In a lecture at the Harvard Kennedy School, he referred to the CAG exceeding its mandate to say that since the Indian democracy is maturing and the urban middle class is becoming more involved in affairs of citizens, "we continue to tread the new path in the belief that the final stakeholder is the public at large".
Rai, whose reports on various scams had raised hackles of those in government, said the CAG would endeavour to uncover instances of crony capitalism and counselled the government to support enterprises per se and not entrepreneurs.
"We may not be able to wipe out corruption, but our endeavour is to uncover instances of crony capitalism.
The government should be seen to support enterprise per se and not particular entrepreneurs," he said.
Rai, who was been criticised by the Indian government for reports on various scams like in telecom, coal etc, said the role of a public auditor cannot be confined to merely placing its report in Parliament.
He said: "Should we as public auditors limit our role to placing reports in Parliament or go beyond that and seek to sensitise public opinion on our audit observations especially so in social sector audits such as rural health, primary education, water pollution, environment, drinking water etc."
Maintaining that the auditing of government and public entities has a positive impact on trust in society, Rai said: "It focuses the minds of the custodians of the public purse to use resources effectively, as they know that after audit scrutiny, the public will be aware of their actions."
CAG's role, Rai said, has evolved as from "being a bunch of fault finders who are often wiser by hindsight, we now recognise and report good practices that we observe during audit".
The public auditor, he said, was as much engaged in the business of upgrading public governance as any other agency in the administration.
"We do not subscribe to the We-They concept and hold ourselves to be on the same side of the table as the executive. Our audits have undergone a cultural change.
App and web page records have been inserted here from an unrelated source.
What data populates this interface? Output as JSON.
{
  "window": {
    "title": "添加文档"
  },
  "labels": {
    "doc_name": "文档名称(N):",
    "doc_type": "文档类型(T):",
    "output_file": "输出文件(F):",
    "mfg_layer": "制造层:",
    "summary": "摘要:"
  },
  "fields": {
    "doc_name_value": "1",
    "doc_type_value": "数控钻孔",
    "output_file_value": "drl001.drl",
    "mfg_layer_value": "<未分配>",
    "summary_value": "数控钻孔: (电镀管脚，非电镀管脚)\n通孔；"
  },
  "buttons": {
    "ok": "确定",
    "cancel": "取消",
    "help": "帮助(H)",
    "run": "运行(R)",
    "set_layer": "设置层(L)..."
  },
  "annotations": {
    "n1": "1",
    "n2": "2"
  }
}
We now engage in positive reporting," Rai said.
Observing that it was imperative for public auditor to appear objective and trustworthy, he said, "we can only deserve trust if we are